A nurse from Barts Health NHS Trust has been made cardiovascular nurse of the year at the 2021 British Journal of Nursing Awards.
Rosalie Magboo, a senior sister at St Bartholomew's Hospital, is recognised for her work to create a care bundle which helps to prevent atrial fibrillation (AF) after cardiac surgery, and for developing a tool that predicts when a cardiac surgical site infection may occur.
AF is a heart condition that causes an irregular and often abnormally fast heart rate. This can be considerably higher than 100 beats a minute, which causes problems including dizziness, shortness of breath and tiredness.
It reduces the heart's efficiency and performance, which also happens when abnormal electrical impulses suddenly start firing in the heart's upper chambers.

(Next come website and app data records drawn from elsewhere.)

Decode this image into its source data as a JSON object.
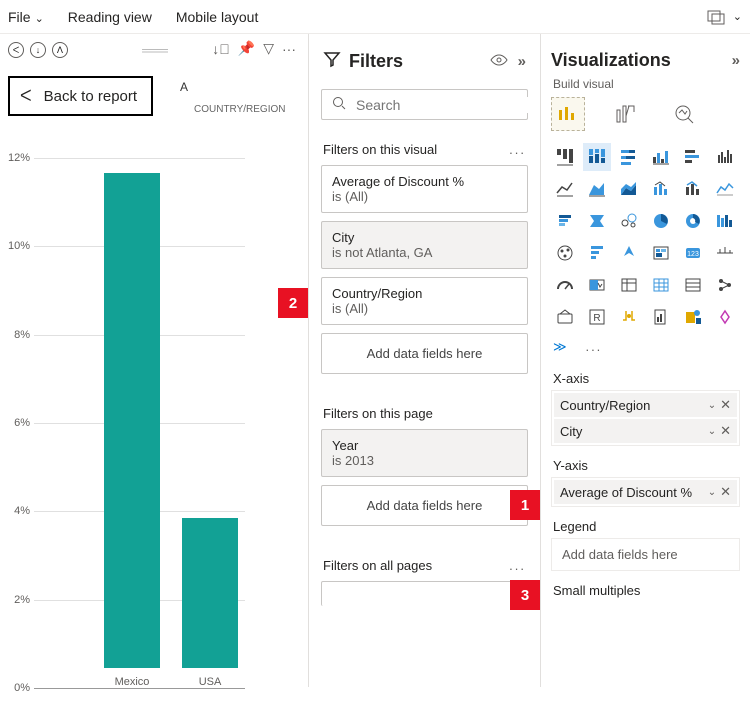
{
  "menu": {
    "file": "File",
    "reading_view": "Reading view",
    "mobile_layout": "Mobile layout"
  },
  "canvas": {
    "back_label": "Back to report",
    "header_frag": "A",
    "header_frag2": "COUNTRY/REGION"
  },
  "chart_data": {
    "type": "bar",
    "categories": [
      "Mexico",
      "USA"
    ],
    "values": [
      11.2,
      3.4
    ],
    "ylabel": "",
    "xlabel": "",
    "ylim": [
      0,
      12
    ],
    "yticks": [
      "0%",
      "2%",
      "4%",
      "6%",
      "8%",
      "10%",
      "12%"
    ]
  },
  "filters": {
    "title": "Filters",
    "search_placeholder": "Search",
    "sections": {
      "visual": {
        "title": "Filters on this visual",
        "cards": [
          {
            "name": "Average of Discount %",
            "value": "is (All)",
            "selected": false
          },
          {
            "name": "City",
            "value": "is not Atlanta, GA",
            "selected": true
          },
          {
            "name": "Country/Region",
            "value": "is (All)",
            "selected": false
          }
        ],
        "add_label": "Add data fields here"
      },
      "page": {
        "title": "Filters on this page",
        "cards": [
          {
            "name": "Year",
            "value": "is 2013",
            "selected": true
          }
        ],
        "add_label": "Add data fields here"
      },
      "all": {
        "title": "Filters on all pages"
      }
    }
  },
  "callouts": {
    "one": "1",
    "two": "2",
    "three": "3"
  },
  "viz": {
    "title": "Visualizations",
    "build_label": "Build visual",
    "sections": {
      "xaxis": {
        "title": "X-axis",
        "pills": [
          "Country/Region",
          "City"
        ]
      },
      "yaxis": {
        "title": "Y-axis",
        "pills": [
          "Average of Discount %"
        ]
      },
      "legend": {
        "title": "Legend",
        "placeholder": "Add data fields here"
      },
      "small_multiples": {
        "title": "Small multiples"
      }
    }
  }
}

The team, led by Rosalie, alongside consultant anaesthetist Dr Martina Buerge, implemented an 'AF after cardiac surgery strategy', or AFACS, to reduce the risk of AF developing after a patient had undergone cardiac surgery, with a particular focus on early reintroduction of beta-blockers.
Beta blockers can used to prevent AF by slowing down the heart and blocking the action of hormones like adrenaline.
Rosalie was also praised by the panel for her clinical research doctoral fellowship that explores the psychosocial effects of living with Marfan Syndrome (MFS) and for developing a research day for cardiothoracic surgery nurses and allied health professionals.
Professor Julie Sanders, director of clinical research at St Bartholomew’s Hospital, said: “I cannot commend Rosalie highly enough for her dedication to her patients, colleagues and profession.
“She has been a significant influence locally, nationally and internationally.
“To have achieved so much in 2020 is staggering and is testament to her continuous commitment to improving cardiac surgery patient care.”
The BJN Awards is a prestigious annual celebration that recognises excellence in nursing.
The BJN website states: "This award will be presented to a nurse who has achieved excellence, or shown a flair for innovation, and translated this into measurable improvement in patient care in the cardiovascular setting."